> [SUPPLIED DATA]:

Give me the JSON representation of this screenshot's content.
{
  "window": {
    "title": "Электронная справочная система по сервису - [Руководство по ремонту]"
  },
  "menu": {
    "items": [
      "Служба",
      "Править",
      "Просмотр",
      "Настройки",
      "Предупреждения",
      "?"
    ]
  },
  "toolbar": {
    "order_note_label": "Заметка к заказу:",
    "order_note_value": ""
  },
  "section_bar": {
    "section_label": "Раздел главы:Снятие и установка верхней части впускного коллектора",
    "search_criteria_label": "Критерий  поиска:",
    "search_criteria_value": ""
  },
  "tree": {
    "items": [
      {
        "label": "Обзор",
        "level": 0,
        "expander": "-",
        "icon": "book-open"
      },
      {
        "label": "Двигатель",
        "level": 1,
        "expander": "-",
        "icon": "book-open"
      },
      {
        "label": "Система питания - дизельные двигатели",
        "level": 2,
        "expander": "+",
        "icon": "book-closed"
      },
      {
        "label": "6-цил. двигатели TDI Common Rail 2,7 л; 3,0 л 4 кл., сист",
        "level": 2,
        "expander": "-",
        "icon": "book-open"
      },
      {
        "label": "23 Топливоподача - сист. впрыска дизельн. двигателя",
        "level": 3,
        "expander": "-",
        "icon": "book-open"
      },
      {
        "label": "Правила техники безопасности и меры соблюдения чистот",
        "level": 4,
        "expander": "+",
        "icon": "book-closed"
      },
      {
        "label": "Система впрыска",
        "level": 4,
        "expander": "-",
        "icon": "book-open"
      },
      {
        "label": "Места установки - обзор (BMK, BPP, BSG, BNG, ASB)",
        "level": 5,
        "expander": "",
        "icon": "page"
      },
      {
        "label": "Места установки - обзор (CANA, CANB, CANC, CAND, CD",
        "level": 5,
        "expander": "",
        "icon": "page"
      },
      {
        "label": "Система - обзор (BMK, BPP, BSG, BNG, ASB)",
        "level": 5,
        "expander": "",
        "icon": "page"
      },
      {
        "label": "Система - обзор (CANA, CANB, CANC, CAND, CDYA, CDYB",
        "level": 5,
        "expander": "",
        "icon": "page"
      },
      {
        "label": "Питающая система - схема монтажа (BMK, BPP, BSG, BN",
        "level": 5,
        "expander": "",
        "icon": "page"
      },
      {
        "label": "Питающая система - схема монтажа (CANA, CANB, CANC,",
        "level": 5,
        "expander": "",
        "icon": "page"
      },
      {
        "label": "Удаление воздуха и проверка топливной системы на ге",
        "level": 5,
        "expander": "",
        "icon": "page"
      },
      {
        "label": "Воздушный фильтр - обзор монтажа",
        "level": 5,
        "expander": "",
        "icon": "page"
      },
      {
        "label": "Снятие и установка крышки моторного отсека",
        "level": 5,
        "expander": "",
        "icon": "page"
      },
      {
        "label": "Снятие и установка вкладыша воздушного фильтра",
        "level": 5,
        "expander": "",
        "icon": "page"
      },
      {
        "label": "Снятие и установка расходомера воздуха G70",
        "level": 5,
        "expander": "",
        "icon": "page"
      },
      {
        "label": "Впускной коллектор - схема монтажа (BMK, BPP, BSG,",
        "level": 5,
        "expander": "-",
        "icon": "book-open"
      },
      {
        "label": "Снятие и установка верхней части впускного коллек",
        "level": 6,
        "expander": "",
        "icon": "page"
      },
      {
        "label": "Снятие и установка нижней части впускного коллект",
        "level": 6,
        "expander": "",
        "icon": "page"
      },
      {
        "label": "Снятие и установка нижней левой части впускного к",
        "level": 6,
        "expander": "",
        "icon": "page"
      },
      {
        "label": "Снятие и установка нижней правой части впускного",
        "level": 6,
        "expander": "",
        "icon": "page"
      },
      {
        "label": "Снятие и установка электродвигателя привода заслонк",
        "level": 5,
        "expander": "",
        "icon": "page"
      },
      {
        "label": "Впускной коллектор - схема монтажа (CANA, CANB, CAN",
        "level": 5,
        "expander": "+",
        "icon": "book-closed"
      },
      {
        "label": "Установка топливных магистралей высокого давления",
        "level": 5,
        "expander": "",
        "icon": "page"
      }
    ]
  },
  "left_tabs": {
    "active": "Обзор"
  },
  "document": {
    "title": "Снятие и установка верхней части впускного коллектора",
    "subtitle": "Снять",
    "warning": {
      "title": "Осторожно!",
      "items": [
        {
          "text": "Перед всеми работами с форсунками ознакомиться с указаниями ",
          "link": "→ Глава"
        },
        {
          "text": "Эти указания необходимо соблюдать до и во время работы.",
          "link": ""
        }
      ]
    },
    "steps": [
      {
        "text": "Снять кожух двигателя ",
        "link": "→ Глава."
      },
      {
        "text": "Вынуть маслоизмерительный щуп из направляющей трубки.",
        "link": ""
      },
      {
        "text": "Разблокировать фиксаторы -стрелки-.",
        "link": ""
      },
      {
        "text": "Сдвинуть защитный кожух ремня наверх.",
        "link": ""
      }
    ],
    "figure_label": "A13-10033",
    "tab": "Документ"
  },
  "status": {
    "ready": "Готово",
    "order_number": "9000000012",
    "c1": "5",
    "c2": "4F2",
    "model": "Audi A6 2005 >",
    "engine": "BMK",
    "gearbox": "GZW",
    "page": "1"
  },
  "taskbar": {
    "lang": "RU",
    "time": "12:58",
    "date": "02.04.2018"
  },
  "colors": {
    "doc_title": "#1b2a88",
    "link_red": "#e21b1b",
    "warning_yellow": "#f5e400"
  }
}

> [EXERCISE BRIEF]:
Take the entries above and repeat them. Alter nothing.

> [OUTPUT BELOW]:
Give me the JSON representation of this screenshot's content.
{
  "window": {
    "title": "Электронная справочная система по сервису - [Руководство по ремонту]"
  },
  "menu": {
    "items": [
      "Служба",
      "Править",
      "Просмотр",
      "Настройки",
      "Предупреждения",
      "?"
    ]
  },
  "toolbar": {
    "order_note_label": "Заметка к заказу:",
    "order_note_value": ""
  },
  "section_bar": {
    "section_label": "Раздел главы:Снятие и установка верхней части впускного коллектора",
    "search_criteria_label": "Критерий  поиска:",
    "search_criteria_value": ""
  },
  "tree": {
    "items": [
      {
        "label": "Обзор",
        "level": 0,
        "expander": "-",
        "icon": "book-open"
      },
      {
        "label": "Двигатель",
        "level": 1,
        "expander": "-",
        "icon": "book-open"
      },
      {
        "label": "Система питания - дизельные двигатели",
        "level": 2,
        "expander": "+",
        "icon": "book-closed"
      },
      {
        "label": "6-цил. двигатели TDI Common Rail 2,7 л; 3,0 л 4 кл., сист",
        "level": 2,
        "expander": "-",
        "icon": "book-open"
      },
      {
        "label": "23 Топливоподача - сист. впрыска дизельн. двигателя",
        "level": 3,
        "expander": "-",
        "icon": "book-open"
      },
      {
        "label": "Правила техники безопасности и меры соблюдения чистот",
        "level": 4,
        "expander": "+",
        "icon": "book-closed"
      },
      {
        "label": "Система впрыска",
        "level": 4,
        "expander": "-",
        "icon": "book-open"
      },
      {
        "label": "Места установки - обзор (BMK, BPP, BSG, BNG, ASB)",
        "level": 5,
        "expander": "",
        "icon": "page"
      },
      {
        "label": "Места установки - обзор (CANA, CANB, CANC, CAND, CD",
        "level": 5,
        "expander": "",
        "icon": "page"
      },
      {
        "label": "Система - обзор (BMK, BPP, BSG, BNG, ASB)",
        "level": 5,
        "expander": "",
        "icon": "page"
      },
      {
        "label": "Система - обзор (CANA, CANB, CANC, CAND, CDYA, CDYB",
        "level": 5,
        "expander": "",
        "icon": "page"
      },
      {
        "label": "Питающая система - схема монтажа (BMK, BPP, BSG, BN",
        "level": 5,
        "expander": "",
        "icon": "page"
      },
      {
        "label": "Питающая система - схема монтажа (CANA, CANB, CANC,",
        "level": 5,
        "expander": "",
        "icon": "page"
      },
      {
        "label": "Удаление воздуха и проверка топливной системы на ге",
        "level": 5,
        "expander": "",
        "icon": "page"
      },
      {
        "label": "Воздушный фильтр - обзор монтажа",
        "level": 5,
        "expander": "",
        "icon": "page"
      },
      {
        "label": "Снятие и установка крышки моторного отсека",
        "level": 5,
        "expander": "",
        "icon": "page"
      },
      {
        "label": "Снятие и установка вкладыша воздушного фильтра",
        "level": 5,
        "expander": "",
        "icon": "page"
      },
      {
        "label": "Снятие и установка расходомера воздуха G70",
        "level": 5,
        "expander": "",
        "icon": "page"
      },
      {
        "label": "Впускной коллектор - схема монтажа (BMK, BPP, BSG,",
        "level": 5,
        "expander": "-",
        "icon": "book-open"
      },
      {
        "label": "Снятие и установка верхней части впускного коллек",
        "level": 6,
        "expander": "",
        "icon": "page"
      },
      {
        "label": "Снятие и установка нижней части впускного коллект",
        "level": 6,
        "expander": "",
        "icon": "page"
      },
      {
        "label": "Снятие и установка нижней левой части впускного к",
        "level": 6,
        "expander": "",
        "icon": "page"
      },
      {
        "label": "Снятие и установка нижней правой части впускного",
        "level": 6,
        "expander": "",
        "icon": "page"
      },
      {
        "label": "Снятие и установка электродвигателя привода заслонк",
        "level": 5,
        "expander": "",
        "icon": "page"
      },
      {
        "label": "Впускной коллектор - схема монтажа (CANA, CANB, CAN",
        "level": 5,
        "expander": "+",
        "icon": "book-closed"
      },
      {
        "label": "Установка топливных магистралей высокого давления",
        "level": 5,
        "expander": "",
        "icon": "page"
      }
    ]
  },
  "left_tabs": {
    "active": "Обзор"
  },
  "document": {
    "title": "Снятие и установка верхней части впускного коллектора",
    "subtitle": "Снять",
    "warning": {
      "title": "Осторожно!",
      "items": [
        {
          "text": "Перед всеми работами с форсунками ознакомиться с указаниями ",
          "link": "→ Глава"
        },
        {
          "text": "Эти указания необходимо соблюдать до и во время работы.",
          "link": ""
        }
      ]
    },
    "steps": [
      {
        "text": "Снять кожух двигателя ",
        "link": "→ Глава."
      },
      {
        "text": "Вынуть маслоизмерительный щуп из направляющей трубки.",
        "link": ""
      },
      {
        "text": "Разблокировать фиксаторы -стрелки-.",
        "link": ""
      },
      {
        "text": "Сдвинуть защитный кожух ремня наверх.",
        "link": ""
      }
    ],
    "figure_label": "A13-10033",
    "tab": "Документ"
  },
  "status": {
    "ready": "Готово",
    "order_number": "9000000012",
    "c1": "5",
    "c2": "4F2",
    "model": "Audi A6 2005 >",
    "engine": "BMK",
    "gearbox": "GZW",
    "page": "1"
  },
  "taskbar": {
    "lang": "RU",
    "time": "12:58",
    "date": "02.04.2018"
  },
  "colors": {
    "doc_title": "#1b2a88",
    "link_red": "#e21b1b",
    "warning_yellow": "#f5e400"
  }
}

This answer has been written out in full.